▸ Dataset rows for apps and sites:
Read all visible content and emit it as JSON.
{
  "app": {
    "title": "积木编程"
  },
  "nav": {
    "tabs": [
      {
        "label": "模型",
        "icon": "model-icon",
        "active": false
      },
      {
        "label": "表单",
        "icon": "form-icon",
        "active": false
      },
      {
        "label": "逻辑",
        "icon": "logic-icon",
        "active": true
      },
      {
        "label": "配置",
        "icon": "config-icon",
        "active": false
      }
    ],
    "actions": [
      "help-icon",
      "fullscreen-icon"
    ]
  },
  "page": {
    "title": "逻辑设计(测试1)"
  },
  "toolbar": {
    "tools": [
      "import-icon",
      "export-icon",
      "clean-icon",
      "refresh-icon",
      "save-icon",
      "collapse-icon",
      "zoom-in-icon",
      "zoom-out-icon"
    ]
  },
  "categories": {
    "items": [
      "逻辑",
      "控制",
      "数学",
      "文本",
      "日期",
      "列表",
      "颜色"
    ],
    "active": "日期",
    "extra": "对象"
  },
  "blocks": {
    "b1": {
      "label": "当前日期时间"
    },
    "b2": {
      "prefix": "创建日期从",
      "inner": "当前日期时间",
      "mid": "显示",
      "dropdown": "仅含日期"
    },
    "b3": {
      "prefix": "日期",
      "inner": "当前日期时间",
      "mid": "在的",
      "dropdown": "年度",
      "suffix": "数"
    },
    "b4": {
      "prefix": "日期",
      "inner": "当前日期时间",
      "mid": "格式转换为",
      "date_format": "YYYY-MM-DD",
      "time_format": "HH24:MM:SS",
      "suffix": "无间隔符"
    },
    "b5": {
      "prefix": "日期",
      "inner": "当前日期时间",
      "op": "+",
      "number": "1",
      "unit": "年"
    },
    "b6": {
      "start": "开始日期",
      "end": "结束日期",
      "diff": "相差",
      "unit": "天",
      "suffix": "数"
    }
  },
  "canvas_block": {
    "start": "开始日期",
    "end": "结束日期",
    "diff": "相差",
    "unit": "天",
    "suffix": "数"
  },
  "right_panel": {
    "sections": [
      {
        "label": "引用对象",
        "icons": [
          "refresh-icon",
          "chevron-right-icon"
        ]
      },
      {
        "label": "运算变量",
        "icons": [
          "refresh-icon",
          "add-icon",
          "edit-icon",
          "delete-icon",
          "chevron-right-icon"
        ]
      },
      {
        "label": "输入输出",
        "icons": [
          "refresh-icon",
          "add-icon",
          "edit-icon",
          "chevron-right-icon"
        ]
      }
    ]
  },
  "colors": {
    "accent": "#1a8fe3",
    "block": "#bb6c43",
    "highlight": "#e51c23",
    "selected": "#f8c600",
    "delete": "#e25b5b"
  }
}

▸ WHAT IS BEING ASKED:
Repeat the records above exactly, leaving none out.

▸ WRITTEN RESPONSE:
Read all visible content and emit it as JSON.
{
  "app": {
    "title": "积木编程"
  },
  "nav": {
    "tabs": [
      {
        "label": "模型",
        "icon": "model-icon",
        "active": false
      },
      {
        "label": "表单",
        "icon": "form-icon",
        "active": false
      },
      {
        "label": "逻辑",
        "icon": "logic-icon",
        "active": true
      },
      {
        "label": "配置",
        "icon": "config-icon",
        "active": false
      }
    ],
    "actions": [
      "help-icon",
      "fullscreen-icon"
    ]
  },
  "page": {
    "title": "逻辑设计(测试1)"
  },
  "toolbar": {
    "tools": [
      "import-icon",
      "export-icon",
      "clean-icon",
      "refresh-icon",
      "save-icon",
      "collapse-icon",
      "zoom-in-icon",
      "zoom-out-icon"
    ]
  },
  "categories": {
    "items": [
      "逻辑",
      "控制",
      "数学",
      "文本",
      "日期",
      "列表",
      "颜色"
    ],
    "active": "日期",
    "extra": "对象"
  },
  "blocks": {
    "b1": {
      "label": "当前日期时间"
    },
    "b2": {
      "prefix": "创建日期从",
      "inner": "当前日期时间",
      "mid": "显示",
      "dropdown": "仅含日期"
    },
    "b3": {
      "prefix": "日期",
      "inner": "当前日期时间",
      "mid": "在的",
      "dropdown": "年度",
      "suffix": "数"
    },
    "b4": {
      "prefix": "日期",
      "inner": "当前日期时间",
      "mid": "格式转换为",
      "date_format": "YYYY-MM-DD",
      "time_format": "HH24:MM:SS",
      "suffix": "无间隔符"
    },
    "b5": {
      "prefix": "日期",
      "inner": "当前日期时间",
      "op": "+",
      "number": "1",
      "unit": "年"
    },
    "b6": {
      "start": "开始日期",
      "end": "结束日期",
      "diff": "相差",
      "unit": "天",
      "suffix": "数"
    }
  },
  "canvas_block": {
    "start": "开始日期",
    "end": "结束日期",
    "diff": "相差",
    "unit": "天",
    "suffix": "数"
  },
  "right_panel": {
    "sections": [
      {
        "label": "引用对象",
        "icons": [
          "refresh-icon",
          "chevron-right-icon"
        ]
      },
      {
        "label": "运算变量",
        "icons": [
          "refresh-icon",
          "add-icon",
          "edit-icon",
          "delete-icon",
          "chevron-right-icon"
        ]
      },
      {
        "label": "输入输出",
        "icons": [
          "refresh-icon",
          "add-icon",
          "edit-icon",
          "chevron-right-icon"
        ]
      }
    ]
  },
  "colors": {
    "accent": "#1a8fe3",
    "block": "#bb6c43",
    "highlight": "#e51c23",
    "selected": "#f8c600",
    "delete": "#e25b5b"
  }
}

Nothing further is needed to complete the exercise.